• [Aim of the exercise] Each line of the data below goes into the copy exactly; pictures do not.

Dataset rows for apps and sites:
§ §
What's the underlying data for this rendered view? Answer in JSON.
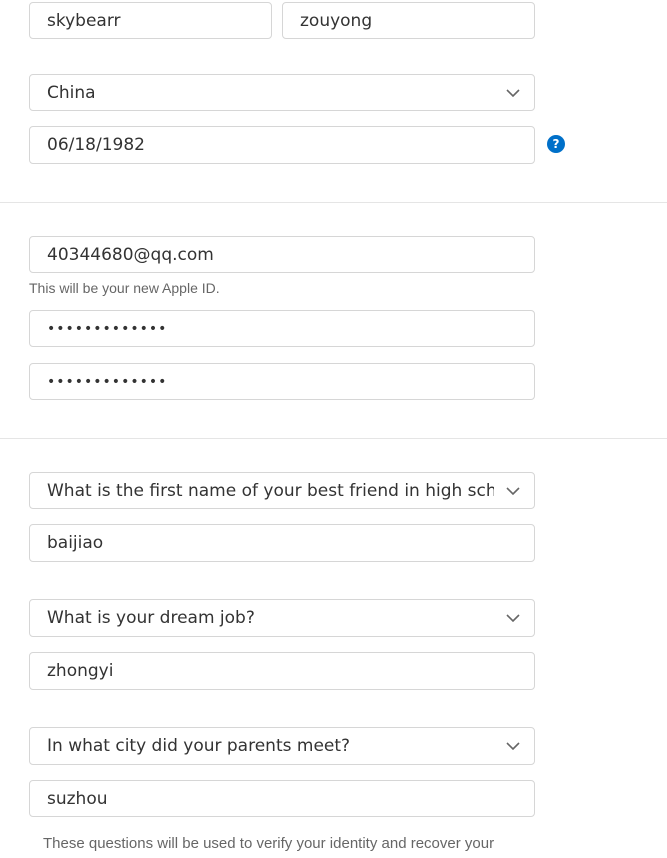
{
  "name": {
    "first": "skybearr",
    "last": "zouyong"
  },
  "country": {
    "selected": "China"
  },
  "birthday": {
    "value": "06/18/1982",
    "help_glyph": "?"
  },
  "account": {
    "email": "40344680@qq.com",
    "email_hint": "This will be your new Apple ID.",
    "password_mask": "•••••••••••••",
    "confirm_password_mask": "•••••••••••••"
  },
  "security": {
    "question1": "What is the first name of your best friend in high school?",
    "answer1": "baijiao",
    "question2": "What is your dream job?",
    "answer2": "zhongyi",
    "question3": "In what city did your parents meet?",
    "answer3": "suzhou",
    "footer_note": "These questions will be used to verify your identity and recover your"
  },
  "colors": {
    "accent": "#0070c9",
    "border": "#d6d6d6",
    "text": "#333333",
    "hint": "#666666"
  },
  "icons": {
    "dropdown": "chevron-down-icon",
    "help": "help-icon"
  }
}
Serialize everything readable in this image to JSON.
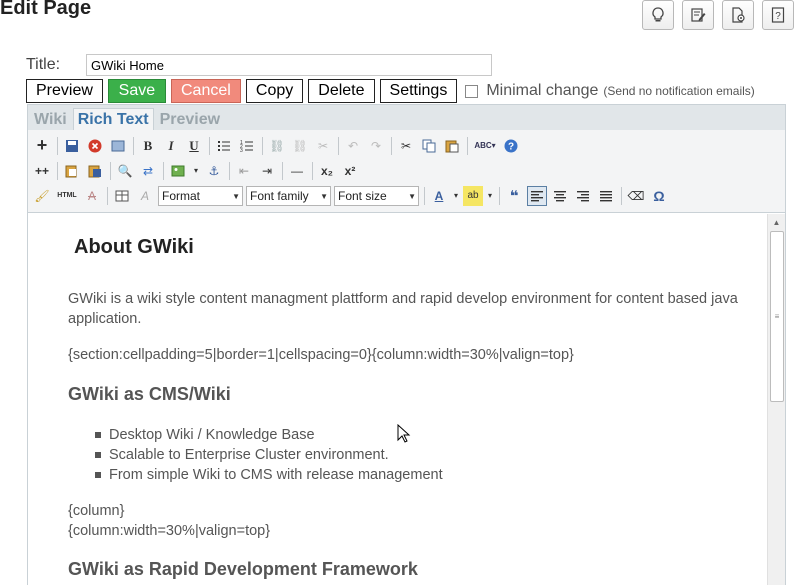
{
  "page": {
    "title": "Edit Page"
  },
  "top_icons": [
    {
      "name": "lightbulb-icon",
      "glyph": "💡"
    },
    {
      "name": "edit-note-icon",
      "glyph": "📝"
    },
    {
      "name": "page-settings-icon",
      "glyph": "🗎"
    },
    {
      "name": "help-icon",
      "glyph": "?"
    }
  ],
  "title_field": {
    "label": "Title:",
    "value": "GWiki Home"
  },
  "buttons": {
    "preview": "Preview",
    "save": "Save",
    "cancel": "Cancel",
    "copy": "Copy",
    "delete": "Delete",
    "settings": "Settings"
  },
  "minimal_change": {
    "label": "Minimal change",
    "note": "(Send no notification emails)",
    "checked": false
  },
  "tabs": [
    {
      "label": "Wiki",
      "active": false
    },
    {
      "label": "Rich Text",
      "active": true
    },
    {
      "label": "Preview",
      "active": false
    }
  ],
  "toolbar": {
    "format_select": "Format",
    "font_family_select": "Font family",
    "font_size_select": "Font size",
    "row1_glyphs": [
      "+",
      "💾",
      "✖",
      "▣",
      "B",
      "I",
      "U",
      "☰",
      "☷",
      "🔗",
      "⛓",
      "✂",
      "↶",
      "↷",
      "✂",
      "⎘",
      "📋",
      "ABC",
      "?"
    ],
    "row2_glyphs": [
      "++",
      "📋",
      "📋",
      "🔍",
      "⇄",
      "🖼",
      "⚓",
      "⇤",
      "⇥",
      "—",
      "x₂",
      "x²"
    ],
    "row3_glyphs": [
      "🖌",
      "HTML",
      "A",
      "▦",
      "A",
      "A",
      "ab",
      "❝",
      "≡",
      "≡",
      "≡",
      "≡",
      "⌫",
      "Ω"
    ]
  },
  "content": {
    "heading": "About GWiki",
    "intro": "GWiki is a wiki style content managment plattform and rapid develop environment for content based java application.",
    "section_macro": "{section:cellpadding=5|border=1|cellspacing=0}{column:width=30%|valign=top}",
    "h_cms": "GWiki as CMS/Wiki",
    "bullets": [
      "Desktop Wiki / Knowledge Base",
      "Scalable to Enterprise Cluster environment.",
      "From simple Wiki to CMS with release management"
    ],
    "column_end": "{column}",
    "column_start": "{column:width=30%|valign=top}",
    "h_rapid": "GWiki as Rapid Development Framework"
  }
}
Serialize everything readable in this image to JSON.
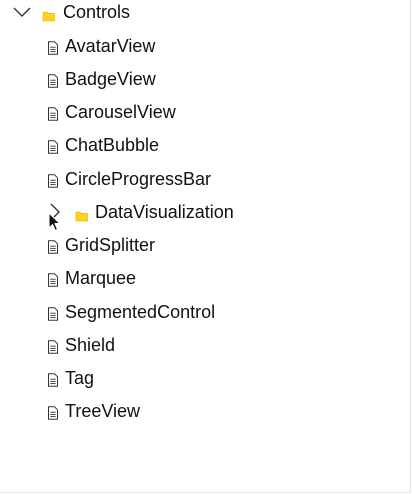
{
  "tree": {
    "root": {
      "label": "Controls",
      "expanded": true,
      "icon": "folder-open-icon"
    },
    "items": [
      {
        "label": "AvatarView",
        "icon": "document-icon"
      },
      {
        "label": "BadgeView",
        "icon": "document-icon"
      },
      {
        "label": "CarouselView",
        "icon": "document-icon"
      },
      {
        "label": "ChatBubble",
        "icon": "document-icon"
      },
      {
        "label": "CircleProgressBar",
        "icon": "document-icon"
      },
      {
        "label": "DataVisualization",
        "icon": "folder-icon",
        "expanded": false
      },
      {
        "label": "GridSplitter",
        "icon": "document-icon"
      },
      {
        "label": "Marquee",
        "icon": "document-icon"
      },
      {
        "label": "SegmentedControl",
        "icon": "document-icon"
      },
      {
        "label": "Shield",
        "icon": "document-icon"
      },
      {
        "label": "Tag",
        "icon": "document-icon"
      },
      {
        "label": "TreeView",
        "icon": "document-icon"
      }
    ]
  },
  "colors": {
    "folder": "#ffd21f",
    "text": "#111111",
    "icon_stroke": "#333333"
  }
}
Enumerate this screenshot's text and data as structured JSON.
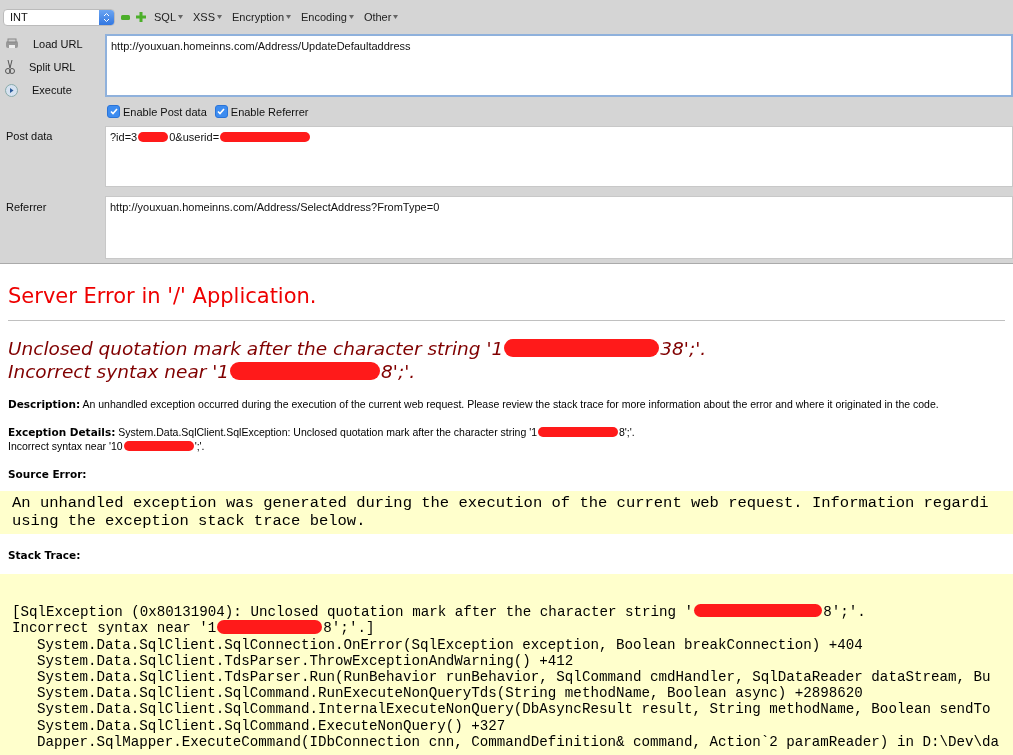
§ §
• [Worked solution]
What's the underlying data for this rendered view? Answer in JSON.
{
  "name": {
    "first": "skybearr",
    "last": "zouyong"
  },
  "country": {
    "selected": "China"
  },
  "birthday": {
    "value": "06/18/1982",
    "help_glyph": "?"
  },
  "account": {
    "email": "40344680@qq.com",
    "email_hint": "This will be your new Apple ID.",
    "password_mask": "•••••••••••••",
    "confirm_password_mask": "•••••••••••••"
  },
  "security": {
    "question1": "What is the first name of your best friend in high school?",
    "answer1": "baijiao",
    "question2": "What is your dream job?",
    "answer2": "zhongyi",
    "question3": "In what city did your parents meet?",
    "answer3": "suzhou",
    "footer_note": "These questions will be used to verify your identity and recover your"
  },
  "colors": {
    "accent": "#0070c9",
    "border": "#d6d6d6",
    "text": "#333333",
    "hint": "#666666"
  },
  "icons": {
    "dropdown": "chevron-down-icon",
    "help": "help-icon"
  }
}
Serialize everything readable in this image to JSON.
{
  "page": {
    "title": "Edit Page"
  },
  "top_icons": [
    {
      "name": "lightbulb-icon",
      "glyph": "💡"
    },
    {
      "name": "edit-note-icon",
      "glyph": "📝"
    },
    {
      "name": "page-settings-icon",
      "glyph": "🗎"
    },
    {
      "name": "help-icon",
      "glyph": "?"
    }
  ],
  "title_field": {
    "label": "Title:",
    "value": "GWiki Home"
  },
  "buttons": {
    "preview": "Preview",
    "save": "Save",
    "cancel": "Cancel",
    "copy": "Copy",
    "delete": "Delete",
    "settings": "Settings"
  },
  "minimal_change": {
    "label": "Minimal change",
    "note": "(Send no notification emails)",
    "checked": false
  },
  "tabs": [
    {
      "label": "Wiki",
      "active": false
    },
    {
      "label": "Rich Text",
      "active": true
    },
    {
      "label": "Preview",
      "active": false
    }
  ],
  "toolbar": {
    "format_select": "Format",
    "font_family_select": "Font family",
    "font_size_select": "Font size",
    "row1_glyphs": [
      "+",
      "💾",
      "✖",
      "▣",
      "B",
      "I",
      "U",
      "☰",
      "☷",
      "🔗",
      "⛓",
      "✂",
      "↶",
      "↷",
      "✂",
      "⎘",
      "📋",
      "ABC",
      "?"
    ],
    "row2_glyphs": [
      "++",
      "📋",
      "📋",
      "🔍",
      "⇄",
      "🖼",
      "⚓",
      "⇤",
      "⇥",
      "—",
      "x₂",
      "x²"
    ],
    "row3_glyphs": [
      "🖌",
      "HTML",
      "A",
      "▦",
      "A",
      "A",
      "ab",
      "❝",
      "≡",
      "≡",
      "≡",
      "≡",
      "⌫",
      "Ω"
    ]
  },
  "content": {
    "heading": "About GWiki",
    "intro": "GWiki is a wiki style content managment plattform and rapid develop environment for content based java application.",
    "section_macro": "{section:cellpadding=5|border=1|cellspacing=0}{column:width=30%|valign=top}",
    "h_cms": "GWiki as CMS/Wiki",
    "bullets": [
      "Desktop Wiki / Knowledge Base",
      "Scalable to Enterprise Cluster environment.",
      "From simple Wiki to CMS with release management"
    ],
    "column_end": "{column}",
    "column_start": "{column:width=30%|valign=top}",
    "h_rapid": "GWiki as Rapid Development Framework"
  }
}
Serialize everything readable in this image to JSON.
{
  "tree": {
    "root": {
      "label": "Controls",
      "expanded": true,
      "icon": "folder-open-icon"
    },
    "items": [
      {
        "label": "AvatarView",
        "icon": "document-icon"
      },
      {
        "label": "BadgeView",
        "icon": "document-icon"
      },
      {
        "label": "CarouselView",
        "icon": "document-icon"
      },
      {
        "label": "ChatBubble",
        "icon": "document-icon"
      },
      {
        "label": "CircleProgressBar",
        "icon": "document-icon"
      },
      {
        "label": "DataVisualization",
        "icon": "folder-icon",
        "expanded": false
      },
      {
        "label": "GridSplitter",
        "icon": "document-icon"
      },
      {
        "label": "Marquee",
        "icon": "document-icon"
      },
      {
        "label": "SegmentedControl",
        "icon": "document-icon"
      },
      {
        "label": "Shield",
        "icon": "document-icon"
      },
      {
        "label": "Tag",
        "icon": "document-icon"
      },
      {
        "label": "TreeView",
        "icon": "document-icon"
      }
    ]
  },
  "colors": {
    "folder": "#ffd21f",
    "text": "#111111",
    "icon_stroke": "#333333"
  }
}
Enumerate this screenshot's text and data as structured JSON.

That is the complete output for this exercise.